As one of only ten NSF funded Centers for Learning and Teaching, CISTL will serve as a national model, improving science education through research and researched practice.
Unique to CISTL from the other Centers funded by NSF is the focus on collaboration among various types of institutions supporting science education. CISTL partners include Tyson Research Center, St. Louis Science Center, Saint Louis Zoo, Missouri Botanical Garden, University of Missouri in St. Louis, St. Louis Community College, the Association of Science-Technology Centers and five school districts -- University City, St. Louis Public Schools, Riverview Gardens, Maplewood-Richmond Heights and Kirkwood.
"This is a unique opportunity for the St. Louis community to support and to advance the development of an urban learning alliance in science education that links a major research university to important repositories of scientific knowledge in the community," said William Tate, chair of the Department of Education. "I view this NSF award to Washington University as significant in developing models of excellence in teacher education and doctoral studies in science education that are directly connected to urban communities.
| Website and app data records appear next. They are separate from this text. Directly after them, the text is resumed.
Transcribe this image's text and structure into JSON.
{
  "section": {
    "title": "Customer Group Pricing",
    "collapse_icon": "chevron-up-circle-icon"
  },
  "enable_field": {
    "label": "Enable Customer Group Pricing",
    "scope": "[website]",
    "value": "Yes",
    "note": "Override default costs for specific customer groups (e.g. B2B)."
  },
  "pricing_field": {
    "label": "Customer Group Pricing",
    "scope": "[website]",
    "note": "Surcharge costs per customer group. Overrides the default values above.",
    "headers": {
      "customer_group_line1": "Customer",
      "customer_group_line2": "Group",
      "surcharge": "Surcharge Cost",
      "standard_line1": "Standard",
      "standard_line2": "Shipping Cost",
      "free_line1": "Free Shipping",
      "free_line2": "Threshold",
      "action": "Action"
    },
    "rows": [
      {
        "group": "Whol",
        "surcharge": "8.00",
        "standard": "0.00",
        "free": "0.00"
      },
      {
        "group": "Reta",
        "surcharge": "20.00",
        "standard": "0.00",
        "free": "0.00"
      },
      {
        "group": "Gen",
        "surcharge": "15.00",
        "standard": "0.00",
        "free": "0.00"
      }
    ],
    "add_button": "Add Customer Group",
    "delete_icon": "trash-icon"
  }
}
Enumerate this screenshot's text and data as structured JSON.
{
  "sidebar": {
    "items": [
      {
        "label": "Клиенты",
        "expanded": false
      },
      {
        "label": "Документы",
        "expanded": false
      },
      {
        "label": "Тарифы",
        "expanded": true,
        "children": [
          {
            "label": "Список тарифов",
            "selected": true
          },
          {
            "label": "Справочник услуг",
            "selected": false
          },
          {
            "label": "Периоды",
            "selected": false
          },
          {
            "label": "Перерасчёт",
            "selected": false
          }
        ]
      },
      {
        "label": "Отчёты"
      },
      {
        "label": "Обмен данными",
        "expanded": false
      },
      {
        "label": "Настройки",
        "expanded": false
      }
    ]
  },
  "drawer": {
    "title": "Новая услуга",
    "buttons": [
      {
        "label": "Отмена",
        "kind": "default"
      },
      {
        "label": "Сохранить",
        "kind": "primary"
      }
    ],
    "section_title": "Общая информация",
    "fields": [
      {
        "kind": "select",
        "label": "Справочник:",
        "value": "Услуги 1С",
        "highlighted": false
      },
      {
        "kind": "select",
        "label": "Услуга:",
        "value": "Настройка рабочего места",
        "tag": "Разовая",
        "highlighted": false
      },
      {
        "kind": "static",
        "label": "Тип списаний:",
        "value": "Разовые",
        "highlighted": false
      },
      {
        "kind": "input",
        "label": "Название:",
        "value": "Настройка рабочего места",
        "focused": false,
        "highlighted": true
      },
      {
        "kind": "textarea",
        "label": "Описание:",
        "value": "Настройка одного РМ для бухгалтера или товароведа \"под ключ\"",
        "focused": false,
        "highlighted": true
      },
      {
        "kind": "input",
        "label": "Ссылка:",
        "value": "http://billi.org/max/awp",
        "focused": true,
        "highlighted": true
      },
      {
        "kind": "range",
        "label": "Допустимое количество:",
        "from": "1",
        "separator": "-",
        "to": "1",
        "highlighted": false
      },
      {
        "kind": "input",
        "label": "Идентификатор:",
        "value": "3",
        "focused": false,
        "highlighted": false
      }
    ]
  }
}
This is an exciting moment for Washington University and all involved in this endeavor."
The five-year project officially begins in January 2003, though work on CISTL began with a developmental grant from NSF last year.
"Our primary goal is to improve science learning and teaching across the educational continuum," said Christine Klein, principal investigator and project director for CISTL. This includes pre-service and in-service teachers, staff at local science institutions, doctoral and po
Contact: Neil Schoenherr
Washington University in St. Louis